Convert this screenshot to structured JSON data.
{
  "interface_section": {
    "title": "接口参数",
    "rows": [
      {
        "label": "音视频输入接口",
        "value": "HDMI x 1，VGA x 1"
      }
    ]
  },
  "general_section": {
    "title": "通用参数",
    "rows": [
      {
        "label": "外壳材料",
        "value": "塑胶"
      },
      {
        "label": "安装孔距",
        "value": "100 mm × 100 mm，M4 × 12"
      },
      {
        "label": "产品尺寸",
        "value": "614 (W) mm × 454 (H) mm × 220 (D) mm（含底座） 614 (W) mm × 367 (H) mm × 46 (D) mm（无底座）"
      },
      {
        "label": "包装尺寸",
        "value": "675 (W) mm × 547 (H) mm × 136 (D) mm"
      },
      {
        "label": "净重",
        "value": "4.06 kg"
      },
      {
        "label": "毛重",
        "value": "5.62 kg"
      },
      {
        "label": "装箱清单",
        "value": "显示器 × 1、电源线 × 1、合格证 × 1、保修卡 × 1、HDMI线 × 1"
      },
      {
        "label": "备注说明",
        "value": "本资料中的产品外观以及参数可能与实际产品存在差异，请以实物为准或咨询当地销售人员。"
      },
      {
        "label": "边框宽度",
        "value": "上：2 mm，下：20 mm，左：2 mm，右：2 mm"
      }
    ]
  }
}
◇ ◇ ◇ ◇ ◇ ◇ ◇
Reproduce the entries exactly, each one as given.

Convert this screenshot to structured JSON data.
{
  "interface_section": {
    "title": "接口参数",
    "rows": [
      {
        "label": "音视频输入接口",
        "value": "HDMI x 1，VGA x 1"
      }
    ]
  },
  "general_section": {
    "title": "通用参数",
    "rows": [
      {
        "label": "外壳材料",
        "value": "塑胶"
      },
      {
        "label": "安装孔距",
        "value": "100 mm × 100 mm，M4 × 12"
      },
      {
        "label": "产品尺寸",
        "value": "614 (W) mm × 454 (H) mm × 220 (D) mm（含底座） 614 (W) mm × 367 (H) mm × 46 (D) mm（无底座）"
      },
      {
        "label": "包装尺寸",
        "value": "675 (W) mm × 547 (H) mm × 136 (D) mm"
      },
      {
        "label": "净重",
        "value": "4.06 kg"
      },
      {
        "label": "毛重",
        "value": "5.62 kg"
      },
      {
        "label": "装箱清单",
        "value": "显示器 × 1、电源线 × 1、合格证 × 1、保修卡 × 1、HDMI线 × 1"
      },
      {
        "label": "备注说明",
        "value": "本资料中的产品外观以及参数可能与实际产品存在差异，请以实物为准或咨询当地销售人员。"
      },
      {
        "label": "边框宽度",
        "value": "上：2 mm，下：20 mm，左：2 mm，右：2 mm"
      }
    ]
  }
}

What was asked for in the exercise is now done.